> EXERCISE MATERIAL
%%

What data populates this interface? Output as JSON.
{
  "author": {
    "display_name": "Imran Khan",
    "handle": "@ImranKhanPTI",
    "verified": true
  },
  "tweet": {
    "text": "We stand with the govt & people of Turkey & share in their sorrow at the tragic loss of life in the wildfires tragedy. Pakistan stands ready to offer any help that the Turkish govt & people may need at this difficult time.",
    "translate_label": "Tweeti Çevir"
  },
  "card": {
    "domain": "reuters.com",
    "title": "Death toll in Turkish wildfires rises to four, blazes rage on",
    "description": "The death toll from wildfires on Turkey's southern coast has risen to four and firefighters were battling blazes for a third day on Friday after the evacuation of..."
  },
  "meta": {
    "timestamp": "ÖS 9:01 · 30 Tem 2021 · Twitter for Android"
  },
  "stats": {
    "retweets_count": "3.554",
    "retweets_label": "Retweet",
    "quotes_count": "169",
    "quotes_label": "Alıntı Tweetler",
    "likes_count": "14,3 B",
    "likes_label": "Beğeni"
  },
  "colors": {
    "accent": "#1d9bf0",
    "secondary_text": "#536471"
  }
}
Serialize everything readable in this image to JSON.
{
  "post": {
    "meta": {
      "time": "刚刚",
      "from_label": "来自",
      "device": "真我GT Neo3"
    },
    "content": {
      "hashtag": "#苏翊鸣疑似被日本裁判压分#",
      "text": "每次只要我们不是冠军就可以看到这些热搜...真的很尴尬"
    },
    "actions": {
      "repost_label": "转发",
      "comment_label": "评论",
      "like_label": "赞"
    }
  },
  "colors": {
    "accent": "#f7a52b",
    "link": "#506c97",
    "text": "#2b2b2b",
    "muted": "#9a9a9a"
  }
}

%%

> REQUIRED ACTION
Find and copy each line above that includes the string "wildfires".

> ANSWER BELOW
    "text": "We stand with the govt & people of Turkey & share in their sorrow at the tragic loss of life in the wildfires tragedy. Pakistan stands ready to offer any help that the Turkish govt & people may need at this difficult time.",
    "title": "Death toll in Turkish wildfires rises to four, blazes rage on",
    "description": "The death toll from wildfires on Turkey's southern coast has risen to four and firefighters were battling blazes for a third day on Friday after the evacuation of..."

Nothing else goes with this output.